ENTRIES PROVIDED section start

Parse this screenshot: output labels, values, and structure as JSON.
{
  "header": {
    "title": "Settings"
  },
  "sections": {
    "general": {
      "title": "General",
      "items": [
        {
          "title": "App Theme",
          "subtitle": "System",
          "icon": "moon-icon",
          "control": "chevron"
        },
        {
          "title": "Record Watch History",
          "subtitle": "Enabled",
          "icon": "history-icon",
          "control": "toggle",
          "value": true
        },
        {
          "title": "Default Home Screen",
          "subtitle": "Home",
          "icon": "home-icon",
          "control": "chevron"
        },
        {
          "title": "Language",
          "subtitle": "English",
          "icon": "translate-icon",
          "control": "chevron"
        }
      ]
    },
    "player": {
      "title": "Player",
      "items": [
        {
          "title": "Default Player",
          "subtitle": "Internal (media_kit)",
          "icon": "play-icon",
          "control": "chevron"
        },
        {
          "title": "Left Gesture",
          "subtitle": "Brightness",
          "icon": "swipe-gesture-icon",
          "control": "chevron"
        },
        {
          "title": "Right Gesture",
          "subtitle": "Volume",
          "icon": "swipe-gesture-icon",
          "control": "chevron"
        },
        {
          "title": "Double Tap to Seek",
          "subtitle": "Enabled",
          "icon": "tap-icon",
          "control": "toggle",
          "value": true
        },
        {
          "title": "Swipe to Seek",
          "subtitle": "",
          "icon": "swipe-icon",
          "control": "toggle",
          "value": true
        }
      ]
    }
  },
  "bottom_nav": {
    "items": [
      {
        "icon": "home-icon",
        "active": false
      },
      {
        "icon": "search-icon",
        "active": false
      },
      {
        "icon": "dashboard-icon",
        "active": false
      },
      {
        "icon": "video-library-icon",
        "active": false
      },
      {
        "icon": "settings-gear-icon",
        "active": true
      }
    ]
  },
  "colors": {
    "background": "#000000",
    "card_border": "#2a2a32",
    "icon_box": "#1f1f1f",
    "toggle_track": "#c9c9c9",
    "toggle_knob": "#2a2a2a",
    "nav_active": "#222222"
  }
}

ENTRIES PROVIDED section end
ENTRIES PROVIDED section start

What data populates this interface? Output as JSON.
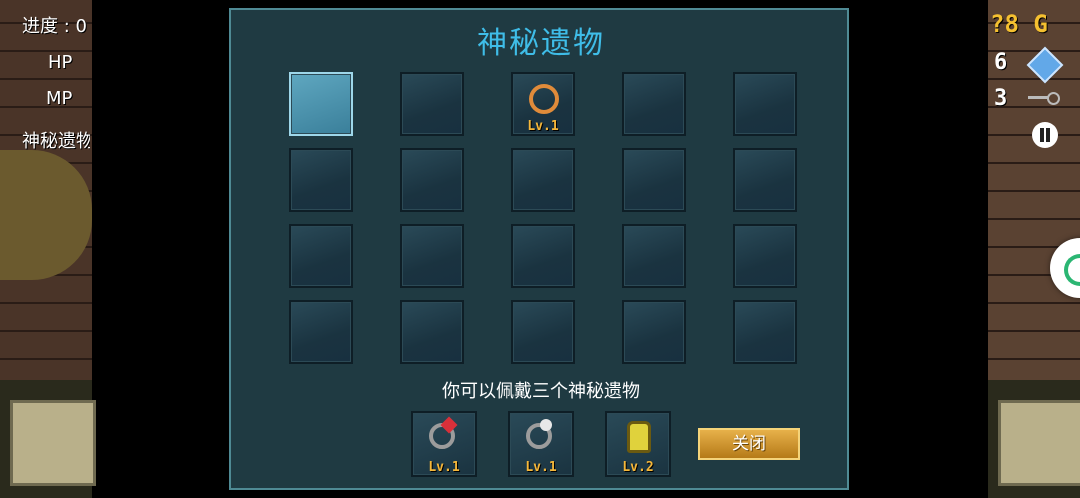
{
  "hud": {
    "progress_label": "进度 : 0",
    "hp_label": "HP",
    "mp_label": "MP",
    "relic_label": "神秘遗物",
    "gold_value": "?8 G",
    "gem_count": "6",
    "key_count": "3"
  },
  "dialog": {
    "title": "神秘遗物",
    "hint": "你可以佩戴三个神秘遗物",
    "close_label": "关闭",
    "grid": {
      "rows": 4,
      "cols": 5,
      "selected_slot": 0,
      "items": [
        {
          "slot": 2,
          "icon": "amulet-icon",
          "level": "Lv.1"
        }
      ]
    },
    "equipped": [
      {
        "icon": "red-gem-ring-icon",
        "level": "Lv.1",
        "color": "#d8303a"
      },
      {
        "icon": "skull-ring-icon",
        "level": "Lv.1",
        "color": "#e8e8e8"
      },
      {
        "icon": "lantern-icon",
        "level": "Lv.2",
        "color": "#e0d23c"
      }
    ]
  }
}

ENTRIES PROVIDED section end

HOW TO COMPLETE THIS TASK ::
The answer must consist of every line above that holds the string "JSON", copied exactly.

RESPONSE AREA ::
Parse this screenshot: output labels, values, and structure as JSON.
What data populates this interface? Output as JSON.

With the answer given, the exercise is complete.